It’s not so much that there are a lot of specifics where I would defend him or this congregation, but I’m just saying I was a little uneasy that the film at times seems to imply that the way we know that he’s really out there and that this is an emotionally damaged bunch of people is that he claimed the truth is sometimes unpopular and persecuted, or that pain and sacrifice can sometimes be beneficial. I’m just thinking about what one could say of Gandhi or St. Francis or Tolstoy or even Jesus if they were judged by whether they said things that seem “weird” to regular folks, or called for sacrifice or some sort of unconventional behavior.
Again, I’m not defending him specifically. He’s delusional and so are his followers, but the grounds upon which he’s condemned in this movie might, if followed through logically, hit a much broader range of targets than intended.

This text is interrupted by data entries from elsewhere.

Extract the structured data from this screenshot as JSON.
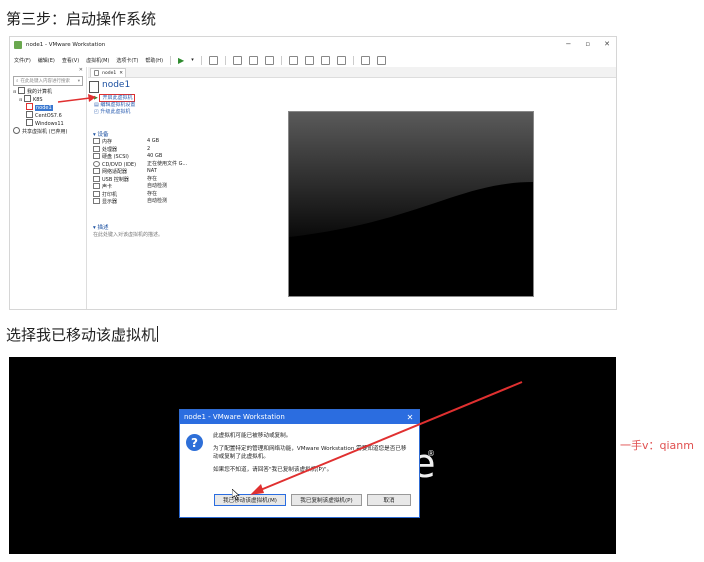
{
  "step3_title": "第三步：启动操作系统",
  "step2_title": "选择我已移动该虚拟机",
  "vmware": {
    "window_title": "node1 - VMware Workstation",
    "menus": [
      "文件(F)",
      "编辑(E)",
      "查看(V)",
      "虚拟机(M)",
      "选项卡(T)",
      "帮助(H)"
    ],
    "library": {
      "search_placeholder": "在此处键入内容进行搜索",
      "tree": [
        {
          "label": "我的计算机",
          "indent": 0
        },
        {
          "label": "K8S",
          "indent": 1
        },
        {
          "label": "node1",
          "indent": 2,
          "selected": true
        },
        {
          "label": "CentOS7.6",
          "indent": 2
        },
        {
          "label": "Windows11",
          "indent": 2
        },
        {
          "label": "共享虚拟机 (已弃用)",
          "indent": 0
        }
      ]
    },
    "tab_label": "node1",
    "vm_name": "node1",
    "actions": {
      "start": "开启此虚拟机",
      "edit": "编辑虚拟机设置",
      "upgrade": "升级此虚拟机"
    },
    "devices_heading": "设备",
    "devices": [
      {
        "name": "内存",
        "value": "4 GB"
      },
      {
        "name": "处理器",
        "value": "2"
      },
      {
        "name": "硬盘 (SCSI)",
        "value": "40 GB"
      },
      {
        "name": "CD/DVD (IDE)",
        "value": "正在使用文件 G..."
      },
      {
        "name": "网络适配器",
        "value": "NAT"
      },
      {
        "name": "USB 控制器",
        "value": "存在"
      },
      {
        "name": "声卡",
        "value": "自动检测"
      },
      {
        "name": "打印机",
        "value": "存在"
      },
      {
        "name": "显示器",
        "value": "自动检测"
      }
    ],
    "description_heading": "描述",
    "description_text": "在此处键入对该虚拟机的描述。"
  },
  "dialog": {
    "title": "node1 - VMware Workstation",
    "close_glyph": "✕",
    "line1": "此虚拟机可能已被移动或复制。",
    "line2": "为了配置特定的管理和网络功能，VMware Workstation 需要知道您是否已移动或复制了此虚拟机。",
    "line3": "如果您不知道，请回答\"我已复制该虚拟机(P)\"。",
    "btn_moved": "我已移动该虚拟机(M)",
    "btn_copied": "我已复制该虚拟机(P)",
    "btn_cancel": "取消"
  },
  "background_logo_fragment": "e",
  "background_logo_mark": "®",
  "side_note": "一手v：qianm",
  "colors": {
    "annotation_red": "#e03030",
    "dialog_title_blue": "#2b6de0",
    "link_blue": "#2a5db0"
  }
}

Which returns us to this whole puzzle of just what’s a cult and what isn’t, how objectionable they are and why, how they truly differ from non-cult religions and other groups, etc.
By the way, I get that these folks think they were wronged by the pastor, and I even agree with them to some extent even though I wouldn’t relieve them of all the responsibility for their actions, but I found the vindictiveness of some of them unappealing. It was especially creepy that some of the children mimic the adults by talking about how they want to kill him, want him to suffer as much as possible in prison, etc.
On the other hand, one of the things that most struck me in a positive way is how so many of the children seem so good-hearted and well-adjusted. Despite the abuse from the pastor, and despite being raised by parents goofy enough to have taken them into this cult to begin with, they’re mostly surprisingly kind and sensible.
For instance one poor mother still can’t forgive herself for all the abusive things she did to her young daughter under the influence of the pastor. She tearfully wonders if her daughter will ever be able to love her.
The little girl–not looking at all like she’s just saying what’s expected of her, or like she’s playing to the camera–gently tells her mother that of course she loves her, and she just wants them to be a family and get past this. (I’m not remembering the exact words, so I’m sure that’s off a little.) The mother’s seemingly not ready to hear that yet, but I was touched by it, as I was by similar sentiments expressed by other children.
I guess I’m so used to seeing people messed up by the things that happen to them when they’re young, that it seems miraculous when a child can rise above something like that and provide a lesson for the grown-ups.
It’s a reason for hope.